On all my flights, the NOTAMS I retrieve have mentioned spots of ice on the Fairbanks runways/taxiways, certain airport lights being out, and other items I know are important, but are really mundane. Finally though, I have an exciting NOTAM:
This rocket is being launched to take in-situ aurora measurements; in-situ aurora data is a big deal to space physicists because the aurora occurs around 100km (~62mi) above the ground. It’s a region above where we can fly instruments on planes. The atmosphere there is too thick to place a satellite in a [cost-effective, ‘long-term’] orbit. We mostly rely on remote sensing to learn about aurora, but there are limitations on the type of data that can be obtained. The solution: rockets. But they’re so expensive, basically a one-time-use machine, and they only fly for ~10 minutes (remember not all 10 minutes is spent at the right altitude…). And you only get good data when you time the launch properly. Think of aurora as ‘storms’ in the atmosphere. They take time to grow and light up the sky. The rocket takes time to get to the correct altitude, so to observe the aurora at maximum intensity, you need to launch at the early, wispy green glow stages (but in the early stages, there is no guarantee that it will turn into the large event you want). So much stress in the control room!!!

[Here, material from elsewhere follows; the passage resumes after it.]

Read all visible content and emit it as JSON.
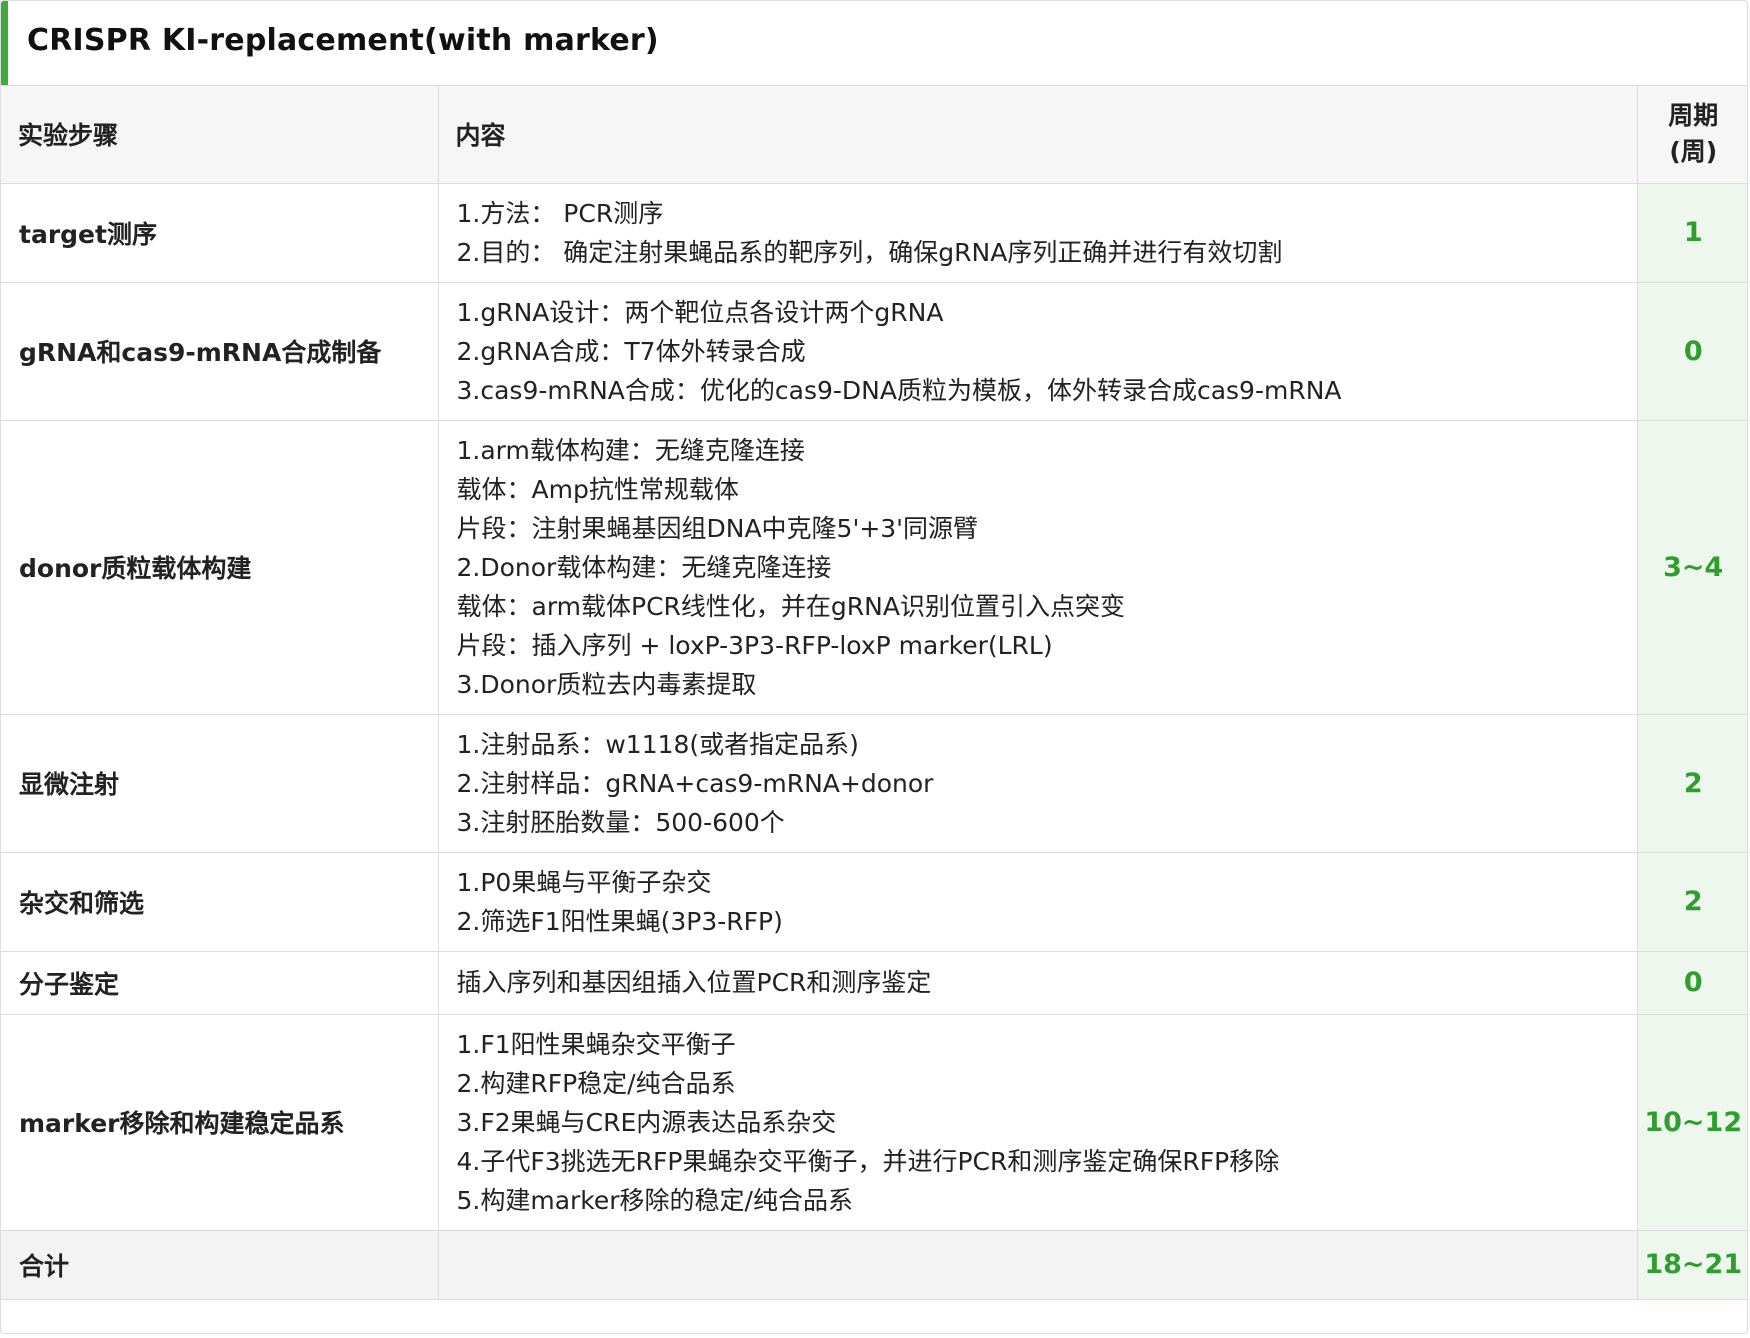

Scientists don’t currently have a guaranteed aurora forecaster (a mildly accurate one is at http://www.gi.alaska.edu/AuroraForecast), but the hope is that with more data, we can someday have very accurate predictive capabilities. More details at http://uafcornerstone.net/rockets-set-launch-poker-flat-research-range/ and www.nasa.gov/content/goddard/nasa-funded-sounding-rocket-to-catch-aurora-in-the-act/
Having friends that work at Poker Flat is awesome. We get to go through the gates to observe the launch up close (~2 miles away).
On the 25th, auroras were mild:
Auroras were too mild for a launch of the official rocket – but personnel were kept mentally sharp with two smaller test rocket launches. Total flight time is only about 40 seconds. Oddly thrilling hearing the loud ‘thud’ as it lands.
The highway bordering the rocket range needs to be shut down for ~10 minutes for every launch and I’m curious if anything is said about the launch to pilots in the area.
Even though I’ve finished my required night flight training hours, I kinda of want to schedule a night flight to see how rockets affect air traffic communications/instructions 😀
Auroral activity has been low so we’re still waiting for the launch as of today.